WHAT YOU SHOULD DO:
Print each entry precisely; exclude the pictures.

PROVIDED INFORMATION:

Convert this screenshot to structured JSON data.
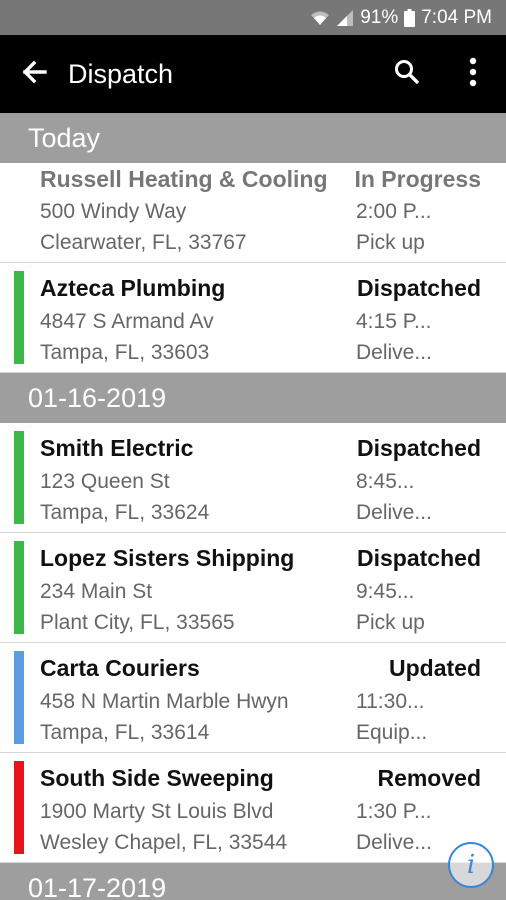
{
  "status_bar": {
    "battery": "91%",
    "time": "7:04 PM",
    "icons": [
      "wifi-icon",
      "signal-icon",
      "battery-icon"
    ]
  },
  "app_bar": {
    "title": "Dispatch",
    "icons": [
      "back-arrow-icon",
      "search-icon",
      "more-vert-icon"
    ]
  },
  "colors": {
    "dispatched": "#3cb84a",
    "updated": "#5b9be0",
    "removed": "#e8141c",
    "header_bg": "#9e9e9e",
    "app_bar_bg": "#000000"
  },
  "sections": [
    {
      "header": "Today",
      "items": [
        {
          "name": "Russell Heating & Cooling",
          "address": "500 Windy Way",
          "city": "Clearwater, FL, 33767",
          "status": "In Progress",
          "time": "2:00 P...",
          "type": "Pick up",
          "stripe": "none"
        },
        {
          "name": "Azteca Plumbing",
          "address": "4847 S Armand Av",
          "city": "Tampa, FL, 33603",
          "status": "Dispatched",
          "time": "4:15 P...",
          "type": "Delive...",
          "stripe": "dispatched"
        }
      ]
    },
    {
      "header": "01-16-2019",
      "items": [
        {
          "name": "Smith Electric",
          "address": "123 Queen St",
          "city": "Tampa, FL, 33624",
          "status": "Dispatched",
          "time": "8:45...",
          "type": "Delive...",
          "stripe": "dispatched"
        },
        {
          "name": "Lopez Sisters Shipping",
          "address": "234 Main St",
          "city": "Plant City, FL, 33565",
          "status": "Dispatched",
          "time": "9:45...",
          "type": "Pick up",
          "stripe": "dispatched"
        },
        {
          "name": "Carta Couriers",
          "address": "458 N Martin Marble Hwyn",
          "city": "Tampa, FL, 33614",
          "status": "Updated",
          "time": "11:30...",
          "type": "Equip...",
          "stripe": "updated"
        },
        {
          "name": "South Side Sweeping",
          "address": "1900 Marty St Louis Blvd",
          "city": "Wesley Chapel, FL, 33544",
          "status": "Removed",
          "time": "1:30 P...",
          "type": "Delive...",
          "stripe": "removed"
        }
      ]
    },
    {
      "header": "01-17-2019",
      "items": []
    }
  ],
  "fab": {
    "label": "i",
    "icon": "info-icon"
  }
}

YOUR RESPONSE:
Convert this screenshot to structured JSON data.
{
  "status_bar": {
    "battery": "91%",
    "time": "7:04 PM",
    "icons": [
      "wifi-icon",
      "signal-icon",
      "battery-icon"
    ]
  },
  "app_bar": {
    "title": "Dispatch",
    "icons": [
      "back-arrow-icon",
      "search-icon",
      "more-vert-icon"
    ]
  },
  "colors": {
    "dispatched": "#3cb84a",
    "updated": "#5b9be0",
    "removed": "#e8141c",
    "header_bg": "#9e9e9e",
    "app_bar_bg": "#000000"
  },
  "sections": [
    {
      "header": "Today",
      "items": [
        {
          "name": "Russell Heating & Cooling",
          "address": "500 Windy Way",
          "city": "Clearwater, FL, 33767",
          "status": "In Progress",
          "time": "2:00 P...",
          "type": "Pick up",
          "stripe": "none"
        },
        {
          "name": "Azteca Plumbing",
          "address": "4847 S Armand Av",
          "city": "Tampa, FL, 33603",
          "status": "Dispatched",
          "time": "4:15 P...",
          "type": "Delive...",
          "stripe": "dispatched"
        }
      ]
    },
    {
      "header": "01-16-2019",
      "items": [
        {
          "name": "Smith Electric",
          "address": "123 Queen St",
          "city": "Tampa, FL, 33624",
          "status": "Dispatched",
          "time": "8:45...",
          "type": "Delive...",
          "stripe": "dispatched"
        },
        {
          "name": "Lopez Sisters Shipping",
          "address": "234 Main St",
          "city": "Plant City, FL, 33565",
          "status": "Dispatched",
          "time": "9:45...",
          "type": "Pick up",
          "stripe": "dispatched"
        },
        {
          "name": "Carta Couriers",
          "address": "458 N Martin Marble Hwyn",
          "city": "Tampa, FL, 33614",
          "status": "Updated",
          "time": "11:30...",
          "type": "Equip...",
          "stripe": "updated"
        },
        {
          "name": "South Side Sweeping",
          "address": "1900 Marty St Louis Blvd",
          "city": "Wesley Chapel, FL, 33544",
          "status": "Removed",
          "time": "1:30 P...",
          "type": "Delive...",
          "stripe": "removed"
        }
      ]
    },
    {
      "header": "01-17-2019",
      "items": []
    }
  ],
  "fab": {
    "label": "i",
    "icon": "info-icon"
  }
}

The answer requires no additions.